* Yellen to testify to Congress on Tuesday, Wednesday
* Dollar edges down vs yen but well above last week's lows
* French election concerns continue to plague euro
TOKYO, Feb 14 The dollar extended losses on
Tuesday after President Donald Trump's national security adviser
Michael Flynn quit, with investors waiting to see whether
Federal Reserve Chair Janet Yellen offers clues to the likely
pace interest rate increases in her congressional testimony.
The dollar weakened 0.3 percent on the day to stand at
113.43 yen, off Monday's high of 114.17 but well above a
10-week low of 111.59 yen touched a week ago.
It touched its session low of 113.39 yen shortly after news
that Flynn resigned late on Monday under scrutiny over whether
he discussed the possibility of lifting U.S. sanctions on Russia
before Trump took office.
"The news weighed on the dollar against the yen because it's
a hard situation to understand, and also to understand what kind
of broader fallout it will have," said Kumiko Ishikawa, FX
market analyst at Sony Financial Holdings.
Slumping Japanese equities also put upward pressure on the
yen. The Nikkei stock average was down 0.7 percent,
extending losses in afternoon trading after Toshiba Corp
unexpectedly delayed the release of its quarterly
earnings and details of a multi-billion dollar writedown to its
The dollar index was down 0.1 percent on the day at 100.84
, edging away from Monday's high of 101.11, its highest
level since Jan. 20.
Yellen will present the U.S. central bank's semi-annual
report on monetary policy and the economy in testimony to the
Senate Banking Committee on Tuesday, followed by a the
semi-annual monetary testimony before the House Financial
Committee on Wednesday.
"People are just waiting for Yellen's testimony, and
depending on what she says, the dollar could test the upside
again," said Kaneo Ogino, director at foreign exchange research
firm Global-info Co in Tokyo.
"But a few Japanese exporters are selling dollars at the
moment, disappointed that it didn't go even higher after the
weekend meeting" of U.S. President Donald Trump and Japanese
Prime Minister Shinzo Abe, who apparently did not discuss
currency policy or trade protectionism, Ogino said.
Abe said on Tuesday he agreed with Trump that currency
issues should be left for the finance leaders of each country to
Dallas Federal Reserve Bank President Robert Kaplan, a voter
this year on the Fed's policy-setting panel, said on Monday in
remarks prepared for posting to the Dallas Fed website that the
U.S. central bank should act soon to raise rates or risk having
to abandon its plan to do so slowly.
"Yellen does not need to say anything in detail.
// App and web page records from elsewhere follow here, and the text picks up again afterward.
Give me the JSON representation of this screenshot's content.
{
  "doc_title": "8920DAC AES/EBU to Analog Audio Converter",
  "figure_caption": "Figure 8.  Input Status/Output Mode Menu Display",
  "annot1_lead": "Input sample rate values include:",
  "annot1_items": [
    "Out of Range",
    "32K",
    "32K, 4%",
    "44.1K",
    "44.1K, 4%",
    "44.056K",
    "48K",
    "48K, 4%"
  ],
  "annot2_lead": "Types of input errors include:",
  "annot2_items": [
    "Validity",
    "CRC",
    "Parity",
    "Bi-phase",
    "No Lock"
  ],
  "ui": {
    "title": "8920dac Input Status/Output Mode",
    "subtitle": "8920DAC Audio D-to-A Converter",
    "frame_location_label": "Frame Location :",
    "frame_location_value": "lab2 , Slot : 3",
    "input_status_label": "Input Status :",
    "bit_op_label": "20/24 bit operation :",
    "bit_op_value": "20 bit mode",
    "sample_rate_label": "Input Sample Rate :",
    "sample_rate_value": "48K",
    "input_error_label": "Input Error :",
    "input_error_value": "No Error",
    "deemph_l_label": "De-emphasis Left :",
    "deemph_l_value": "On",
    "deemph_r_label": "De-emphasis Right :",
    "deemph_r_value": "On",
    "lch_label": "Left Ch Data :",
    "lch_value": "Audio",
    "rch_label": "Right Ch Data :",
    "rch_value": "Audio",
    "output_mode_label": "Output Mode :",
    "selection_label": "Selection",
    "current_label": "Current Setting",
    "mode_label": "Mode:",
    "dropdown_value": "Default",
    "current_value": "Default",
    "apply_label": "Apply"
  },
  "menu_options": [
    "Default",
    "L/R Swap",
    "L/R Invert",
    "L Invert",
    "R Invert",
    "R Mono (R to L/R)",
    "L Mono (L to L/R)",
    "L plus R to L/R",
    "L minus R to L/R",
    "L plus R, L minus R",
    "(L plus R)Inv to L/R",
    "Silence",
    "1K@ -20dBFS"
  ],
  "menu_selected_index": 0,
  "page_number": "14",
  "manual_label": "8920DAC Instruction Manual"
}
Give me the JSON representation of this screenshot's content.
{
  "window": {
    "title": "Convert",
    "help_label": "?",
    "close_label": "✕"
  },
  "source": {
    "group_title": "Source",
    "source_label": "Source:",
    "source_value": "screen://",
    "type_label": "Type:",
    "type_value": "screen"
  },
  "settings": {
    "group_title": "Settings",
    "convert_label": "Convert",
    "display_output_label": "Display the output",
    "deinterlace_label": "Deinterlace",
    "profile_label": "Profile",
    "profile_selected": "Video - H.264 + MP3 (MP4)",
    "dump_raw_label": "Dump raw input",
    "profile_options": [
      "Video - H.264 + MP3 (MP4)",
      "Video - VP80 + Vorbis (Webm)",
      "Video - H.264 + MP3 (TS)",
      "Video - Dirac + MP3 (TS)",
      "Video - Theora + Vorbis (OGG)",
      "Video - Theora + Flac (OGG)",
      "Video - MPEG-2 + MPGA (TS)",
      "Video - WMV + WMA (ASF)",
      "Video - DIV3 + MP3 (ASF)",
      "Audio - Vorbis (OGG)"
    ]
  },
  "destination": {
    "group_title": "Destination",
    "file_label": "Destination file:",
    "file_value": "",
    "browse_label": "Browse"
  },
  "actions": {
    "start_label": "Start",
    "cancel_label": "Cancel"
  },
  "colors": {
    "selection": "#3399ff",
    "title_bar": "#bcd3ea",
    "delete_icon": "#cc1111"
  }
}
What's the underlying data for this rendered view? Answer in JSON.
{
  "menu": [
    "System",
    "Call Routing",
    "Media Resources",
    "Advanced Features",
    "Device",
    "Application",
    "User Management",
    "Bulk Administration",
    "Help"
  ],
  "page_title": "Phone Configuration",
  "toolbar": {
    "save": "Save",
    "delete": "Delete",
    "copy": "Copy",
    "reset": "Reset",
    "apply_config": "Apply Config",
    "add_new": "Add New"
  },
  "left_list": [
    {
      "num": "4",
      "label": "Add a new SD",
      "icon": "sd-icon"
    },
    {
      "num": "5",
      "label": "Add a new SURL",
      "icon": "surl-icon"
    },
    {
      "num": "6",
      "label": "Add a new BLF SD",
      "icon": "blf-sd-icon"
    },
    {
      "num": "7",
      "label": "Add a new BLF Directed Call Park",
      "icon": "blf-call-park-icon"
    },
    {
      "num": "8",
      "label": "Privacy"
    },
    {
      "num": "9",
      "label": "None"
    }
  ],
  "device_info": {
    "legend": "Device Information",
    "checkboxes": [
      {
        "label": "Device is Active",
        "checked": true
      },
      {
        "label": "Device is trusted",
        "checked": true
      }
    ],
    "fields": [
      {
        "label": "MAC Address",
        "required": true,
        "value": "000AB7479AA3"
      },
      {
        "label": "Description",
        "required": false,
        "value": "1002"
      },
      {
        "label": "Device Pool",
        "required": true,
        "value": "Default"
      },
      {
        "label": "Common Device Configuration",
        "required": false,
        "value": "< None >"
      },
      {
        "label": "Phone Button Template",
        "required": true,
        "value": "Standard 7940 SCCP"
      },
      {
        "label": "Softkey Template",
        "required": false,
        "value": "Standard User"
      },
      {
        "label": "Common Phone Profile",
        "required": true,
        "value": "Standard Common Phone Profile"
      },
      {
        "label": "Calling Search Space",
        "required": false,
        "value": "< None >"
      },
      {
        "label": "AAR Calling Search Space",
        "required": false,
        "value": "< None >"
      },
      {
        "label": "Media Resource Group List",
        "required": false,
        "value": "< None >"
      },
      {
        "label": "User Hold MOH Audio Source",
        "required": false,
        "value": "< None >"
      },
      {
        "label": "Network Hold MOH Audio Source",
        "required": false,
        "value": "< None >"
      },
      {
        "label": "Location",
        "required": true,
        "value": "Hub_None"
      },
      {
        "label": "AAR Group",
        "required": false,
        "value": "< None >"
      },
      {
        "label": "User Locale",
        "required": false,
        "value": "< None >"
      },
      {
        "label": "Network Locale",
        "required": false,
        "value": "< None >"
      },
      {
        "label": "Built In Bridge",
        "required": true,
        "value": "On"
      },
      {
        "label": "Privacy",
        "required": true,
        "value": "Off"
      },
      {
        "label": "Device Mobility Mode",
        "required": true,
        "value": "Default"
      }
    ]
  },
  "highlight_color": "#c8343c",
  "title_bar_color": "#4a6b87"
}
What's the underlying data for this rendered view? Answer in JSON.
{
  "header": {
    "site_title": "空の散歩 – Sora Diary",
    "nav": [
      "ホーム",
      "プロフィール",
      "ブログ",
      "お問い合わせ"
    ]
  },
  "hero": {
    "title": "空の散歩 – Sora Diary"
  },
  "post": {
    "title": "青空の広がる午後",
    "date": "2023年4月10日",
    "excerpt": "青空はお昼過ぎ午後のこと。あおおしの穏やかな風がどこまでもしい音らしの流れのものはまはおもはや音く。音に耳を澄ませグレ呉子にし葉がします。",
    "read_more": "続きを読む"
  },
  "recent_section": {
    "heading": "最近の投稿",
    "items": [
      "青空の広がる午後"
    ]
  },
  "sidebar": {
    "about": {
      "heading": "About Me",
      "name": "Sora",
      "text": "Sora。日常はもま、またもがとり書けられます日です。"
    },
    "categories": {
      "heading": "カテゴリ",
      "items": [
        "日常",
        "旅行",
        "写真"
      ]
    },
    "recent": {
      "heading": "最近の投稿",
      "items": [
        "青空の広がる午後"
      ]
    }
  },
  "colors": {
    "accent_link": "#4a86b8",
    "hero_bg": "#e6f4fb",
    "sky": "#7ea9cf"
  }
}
I think
she'll be very cautious, so currencies might not move so much,"
said Masashi Murata, senior strategist at Brown Brothers
"She might suggest some possibility of the Fed hiking rates
in March, but I think that risk is very small," he added.
Interest rates futures showed investors pricing in only
about a 1 in 5 chance the Fed will increase rates at its meeting
next month, according to CME Group's FedWatch program.
The dollar also got a lift from Trump's promise last week of
a "phenomenal" tax plan that the White House said would include
tax cuts for businesses and individuals. The hopes raised by his
comments helped lift U.S. stocks to record highs on Monday.
The euro, which has come under pressure in recent sessions
as France's election campaign has heated up, was up 0.1 percent
French presidential frontrunner Emmanuel Macron is being
targeted by Russian media and internet attacks from within
Russia with the goal of helping the election campaigns of his
pro-Moscow rivals, his party chief said on Monday.
(Reporting by Tokyo markets team; Editing by Simon